*** Entries provided Section Begins ***

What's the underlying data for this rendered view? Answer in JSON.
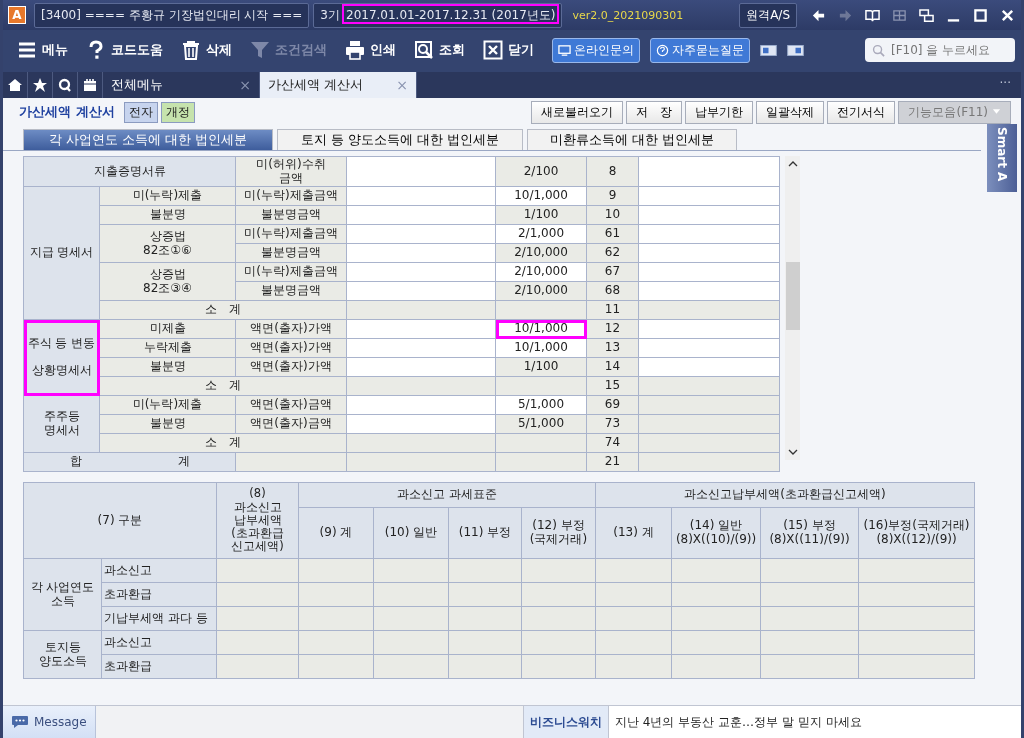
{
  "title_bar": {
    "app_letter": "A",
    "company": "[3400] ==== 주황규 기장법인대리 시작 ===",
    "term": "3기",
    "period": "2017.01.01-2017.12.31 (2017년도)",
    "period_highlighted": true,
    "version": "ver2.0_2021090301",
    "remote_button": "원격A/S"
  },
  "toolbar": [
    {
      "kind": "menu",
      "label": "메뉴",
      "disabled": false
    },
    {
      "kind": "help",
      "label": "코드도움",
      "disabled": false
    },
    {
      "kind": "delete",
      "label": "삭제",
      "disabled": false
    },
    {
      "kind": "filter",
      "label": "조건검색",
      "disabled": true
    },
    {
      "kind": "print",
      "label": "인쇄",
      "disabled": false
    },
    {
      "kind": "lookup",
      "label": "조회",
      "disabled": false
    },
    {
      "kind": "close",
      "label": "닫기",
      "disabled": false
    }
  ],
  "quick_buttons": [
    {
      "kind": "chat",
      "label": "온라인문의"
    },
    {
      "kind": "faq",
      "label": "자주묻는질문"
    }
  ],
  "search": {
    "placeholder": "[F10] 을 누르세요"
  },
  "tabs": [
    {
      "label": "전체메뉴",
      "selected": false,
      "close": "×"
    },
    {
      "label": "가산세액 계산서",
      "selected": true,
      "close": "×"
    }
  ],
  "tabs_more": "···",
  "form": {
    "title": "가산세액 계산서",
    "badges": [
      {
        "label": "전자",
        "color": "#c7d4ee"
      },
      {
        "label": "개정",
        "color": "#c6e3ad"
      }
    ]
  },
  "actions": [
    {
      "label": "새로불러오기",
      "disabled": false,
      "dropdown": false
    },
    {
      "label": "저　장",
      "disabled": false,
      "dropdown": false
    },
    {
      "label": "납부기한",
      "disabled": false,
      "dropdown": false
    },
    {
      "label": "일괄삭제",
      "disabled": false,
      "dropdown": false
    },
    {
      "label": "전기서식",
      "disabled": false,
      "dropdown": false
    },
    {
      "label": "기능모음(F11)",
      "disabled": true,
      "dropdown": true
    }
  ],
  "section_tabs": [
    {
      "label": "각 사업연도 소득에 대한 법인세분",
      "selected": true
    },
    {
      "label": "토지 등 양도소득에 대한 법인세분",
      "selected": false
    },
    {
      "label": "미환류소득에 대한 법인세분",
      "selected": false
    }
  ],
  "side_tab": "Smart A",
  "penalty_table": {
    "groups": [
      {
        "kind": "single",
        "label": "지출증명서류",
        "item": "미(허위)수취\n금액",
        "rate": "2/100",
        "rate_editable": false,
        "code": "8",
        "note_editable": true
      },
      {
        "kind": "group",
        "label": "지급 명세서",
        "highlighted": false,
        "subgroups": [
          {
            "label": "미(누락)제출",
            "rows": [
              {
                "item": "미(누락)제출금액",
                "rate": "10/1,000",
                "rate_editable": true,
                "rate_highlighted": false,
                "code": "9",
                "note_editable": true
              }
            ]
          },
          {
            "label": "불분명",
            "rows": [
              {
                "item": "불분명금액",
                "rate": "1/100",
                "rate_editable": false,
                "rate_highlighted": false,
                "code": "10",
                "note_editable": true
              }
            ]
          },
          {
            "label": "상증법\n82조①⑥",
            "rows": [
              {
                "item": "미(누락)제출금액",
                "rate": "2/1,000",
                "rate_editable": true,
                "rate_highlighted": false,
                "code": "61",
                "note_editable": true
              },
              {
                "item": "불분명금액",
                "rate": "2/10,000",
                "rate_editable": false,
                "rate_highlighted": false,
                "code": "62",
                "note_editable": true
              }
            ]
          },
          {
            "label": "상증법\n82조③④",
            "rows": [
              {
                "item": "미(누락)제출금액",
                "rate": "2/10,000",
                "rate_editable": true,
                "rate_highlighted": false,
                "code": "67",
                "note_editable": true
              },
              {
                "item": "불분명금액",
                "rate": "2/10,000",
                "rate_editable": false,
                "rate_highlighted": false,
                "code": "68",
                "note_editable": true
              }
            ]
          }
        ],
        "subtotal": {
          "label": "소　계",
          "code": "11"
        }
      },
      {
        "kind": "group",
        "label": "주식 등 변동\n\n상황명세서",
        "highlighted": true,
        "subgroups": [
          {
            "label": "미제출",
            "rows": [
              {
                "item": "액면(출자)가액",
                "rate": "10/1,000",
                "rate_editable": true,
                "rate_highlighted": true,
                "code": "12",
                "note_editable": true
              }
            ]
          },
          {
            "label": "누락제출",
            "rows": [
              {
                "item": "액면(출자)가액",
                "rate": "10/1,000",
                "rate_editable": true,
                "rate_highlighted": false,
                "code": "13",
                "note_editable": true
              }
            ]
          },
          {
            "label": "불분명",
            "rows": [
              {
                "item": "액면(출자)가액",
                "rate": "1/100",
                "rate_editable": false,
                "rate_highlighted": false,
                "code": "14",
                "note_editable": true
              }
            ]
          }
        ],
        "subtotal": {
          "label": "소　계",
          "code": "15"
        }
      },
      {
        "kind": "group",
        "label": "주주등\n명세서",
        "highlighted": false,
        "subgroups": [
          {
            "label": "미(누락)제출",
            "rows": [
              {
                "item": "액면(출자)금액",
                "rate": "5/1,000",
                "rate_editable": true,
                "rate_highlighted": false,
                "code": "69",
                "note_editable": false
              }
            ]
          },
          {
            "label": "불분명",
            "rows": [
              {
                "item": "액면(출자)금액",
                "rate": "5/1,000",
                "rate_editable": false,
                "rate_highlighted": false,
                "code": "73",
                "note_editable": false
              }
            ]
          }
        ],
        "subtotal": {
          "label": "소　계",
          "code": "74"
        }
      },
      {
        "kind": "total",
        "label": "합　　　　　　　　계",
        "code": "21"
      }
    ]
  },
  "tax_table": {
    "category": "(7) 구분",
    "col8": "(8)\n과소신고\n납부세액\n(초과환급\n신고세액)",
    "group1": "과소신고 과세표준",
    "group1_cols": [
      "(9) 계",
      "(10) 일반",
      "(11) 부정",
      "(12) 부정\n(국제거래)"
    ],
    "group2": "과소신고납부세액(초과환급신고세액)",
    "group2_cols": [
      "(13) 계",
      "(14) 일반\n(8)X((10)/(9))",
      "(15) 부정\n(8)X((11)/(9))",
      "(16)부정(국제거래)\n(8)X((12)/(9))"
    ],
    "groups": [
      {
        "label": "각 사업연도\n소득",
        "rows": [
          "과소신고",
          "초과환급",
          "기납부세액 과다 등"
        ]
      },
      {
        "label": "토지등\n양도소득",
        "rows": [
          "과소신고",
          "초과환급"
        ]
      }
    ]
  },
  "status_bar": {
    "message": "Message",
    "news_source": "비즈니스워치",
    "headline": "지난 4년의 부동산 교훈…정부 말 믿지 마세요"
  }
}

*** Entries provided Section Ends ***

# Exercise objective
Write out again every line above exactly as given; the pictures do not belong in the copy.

# Finished exercise
What's the underlying data for this rendered view? Answer in JSON.
{
  "title_bar": {
    "app_letter": "A",
    "company": "[3400] ==== 주황규 기장법인대리 시작 ===",
    "term": "3기",
    "period": "2017.01.01-2017.12.31 (2017년도)",
    "period_highlighted": true,
    "version": "ver2.0_2021090301",
    "remote_button": "원격A/S"
  },
  "toolbar": [
    {
      "kind": "menu",
      "label": "메뉴",
      "disabled": false
    },
    {
      "kind": "help",
      "label": "코드도움",
      "disabled": false
    },
    {
      "kind": "delete",
      "label": "삭제",
      "disabled": false
    },
    {
      "kind": "filter",
      "label": "조건검색",
      "disabled": true
    },
    {
      "kind": "print",
      "label": "인쇄",
      "disabled": false
    },
    {
      "kind": "lookup",
      "label": "조회",
      "disabled": false
    },
    {
      "kind": "close",
      "label": "닫기",
      "disabled": false
    }
  ],
  "quick_buttons": [
    {
      "kind": "chat",
      "label": "온라인문의"
    },
    {
      "kind": "faq",
      "label": "자주묻는질문"
    }
  ],
  "search": {
    "placeholder": "[F10] 을 누르세요"
  },
  "tabs": [
    {
      "label": "전체메뉴",
      "selected": false,
      "close": "×"
    },
    {
      "label": "가산세액 계산서",
      "selected": true,
      "close": "×"
    }
  ],
  "tabs_more": "···",
  "form": {
    "title": "가산세액 계산서",
    "badges": [
      {
        "label": "전자",
        "color": "#c7d4ee"
      },
      {
        "label": "개정",
        "color": "#c6e3ad"
      }
    ]
  },
  "actions": [
    {
      "label": "새로불러오기",
      "disabled": false,
      "dropdown": false
    },
    {
      "label": "저　장",
      "disabled": false,
      "dropdown": false
    },
    {
      "label": "납부기한",
      "disabled": false,
      "dropdown": false
    },
    {
      "label": "일괄삭제",
      "disabled": false,
      "dropdown": false
    },
    {
      "label": "전기서식",
      "disabled": false,
      "dropdown": false
    },
    {
      "label": "기능모음(F11)",
      "disabled": true,
      "dropdown": true
    }
  ],
  "section_tabs": [
    {
      "label": "각 사업연도 소득에 대한 법인세분",
      "selected": true
    },
    {
      "label": "토지 등 양도소득에 대한 법인세분",
      "selected": false
    },
    {
      "label": "미환류소득에 대한 법인세분",
      "selected": false
    }
  ],
  "side_tab": "Smart A",
  "penalty_table": {
    "groups": [
      {
        "kind": "single",
        "label": "지출증명서류",
        "item": "미(허위)수취\n금액",
        "rate": "2/100",
        "rate_editable": false,
        "code": "8",
        "note_editable": true
      },
      {
        "kind": "group",
        "label": "지급 명세서",
        "highlighted": false,
        "subgroups": [
          {
            "label": "미(누락)제출",
            "rows": [
              {
                "item": "미(누락)제출금액",
                "rate": "10/1,000",
                "rate_editable": true,
                "rate_highlighted": false,
                "code": "9",
                "note_editable": true
              }
            ]
          },
          {
            "label": "불분명",
            "rows": [
              {
                "item": "불분명금액",
                "rate": "1/100",
                "rate_editable": false,
                "rate_highlighted": false,
                "code": "10",
                "note_editable": true
              }
            ]
          },
          {
            "label": "상증법\n82조①⑥",
            "rows": [
              {
                "item": "미(누락)제출금액",
                "rate": "2/1,000",
                "rate_editable": true,
                "rate_highlighted": false,
                "code": "61",
                "note_editable": true
              },
              {
                "item": "불분명금액",
                "rate": "2/10,000",
                "rate_editable": false,
                "rate_highlighted": false,
                "code": "62",
                "note_editable": true
              }
            ]
          },
          {
            "label": "상증법\n82조③④",
            "rows": [
              {
                "item": "미(누락)제출금액",
                "rate": "2/10,000",
                "rate_editable": true,
                "rate_highlighted": false,
                "code": "67",
                "note_editable": true
              },
              {
                "item": "불분명금액",
                "rate": "2/10,000",
                "rate_editable": false,
                "rate_highlighted": false,
                "code": "68",
                "note_editable": true
              }
            ]
          }
        ],
        "subtotal": {
          "label": "소　계",
          "code": "11"
        }
      },
      {
        "kind": "group",
        "label": "주식 등 변동\n\n상황명세서",
        "highlighted": true,
        "subgroups": [
          {
            "label": "미제출",
            "rows": [
              {
                "item": "액면(출자)가액",
                "rate": "10/1,000",
                "rate_editable": true,
                "rate_highlighted": true,
                "code": "12",
                "note_editable": true
              }
            ]
          },
          {
            "label": "누락제출",
            "rows": [
              {
                "item": "액면(출자)가액",
                "rate": "10/1,000",
                "rate_editable": true,
                "rate_highlighted": false,
                "code": "13",
                "note_editable": true
              }
            ]
          },
          {
            "label": "불분명",
            "rows": [
              {
                "item": "액면(출자)가액",
                "rate": "1/100",
                "rate_editable": false,
                "rate_highlighted": false,
                "code": "14",
                "note_editable": true
              }
            ]
          }
        ],
        "subtotal": {
          "label": "소　계",
          "code": "15"
        }
      },
      {
        "kind": "group",
        "label": "주주등\n명세서",
        "highlighted": false,
        "subgroups": [
          {
            "label": "미(누락)제출",
            "rows": [
              {
                "item": "액면(출자)금액",
                "rate": "5/1,000",
                "rate_editable": true,
                "rate_highlighted": false,
                "code": "69",
                "note_editable": false
              }
            ]
          },
          {
            "label": "불분명",
            "rows": [
              {
                "item": "액면(출자)금액",
                "rate": "5/1,000",
                "rate_editable": false,
                "rate_highlighted": false,
                "code": "73",
                "note_editable": false
              }
            ]
          }
        ],
        "subtotal": {
          "label": "소　계",
          "code": "74"
        }
      },
      {
        "kind": "total",
        "label": "합　　　　　　　　계",
        "code": "21"
      }
    ]
  },
  "tax_table": {
    "category": "(7) 구분",
    "col8": "(8)\n과소신고\n납부세액\n(초과환급\n신고세액)",
    "group1": "과소신고 과세표준",
    "group1_cols": [
      "(9) 계",
      "(10) 일반",
      "(11) 부정",
      "(12) 부정\n(국제거래)"
    ],
    "group2": "과소신고납부세액(초과환급신고세액)",
    "group2_cols": [
      "(13) 계",
      "(14) 일반\n(8)X((10)/(9))",
      "(15) 부정\n(8)X((11)/(9))",
      "(16)부정(국제거래)\n(8)X((12)/(9))"
    ],
    "groups": [
      {
        "label": "각 사업연도\n소득",
        "rows": [
          "과소신고",
          "초과환급",
          "기납부세액 과다 등"
        ]
      },
      {
        "label": "토지등\n양도소득",
        "rows": [
          "과소신고",
          "초과환급"
        ]
      }
    ]
  },
  "status_bar": {
    "message": "Message",
    "news_source": "비즈니스워치",
    "headline": "지난 4년의 부동산 교훈…정부 말 믿지 마세요"
  }
}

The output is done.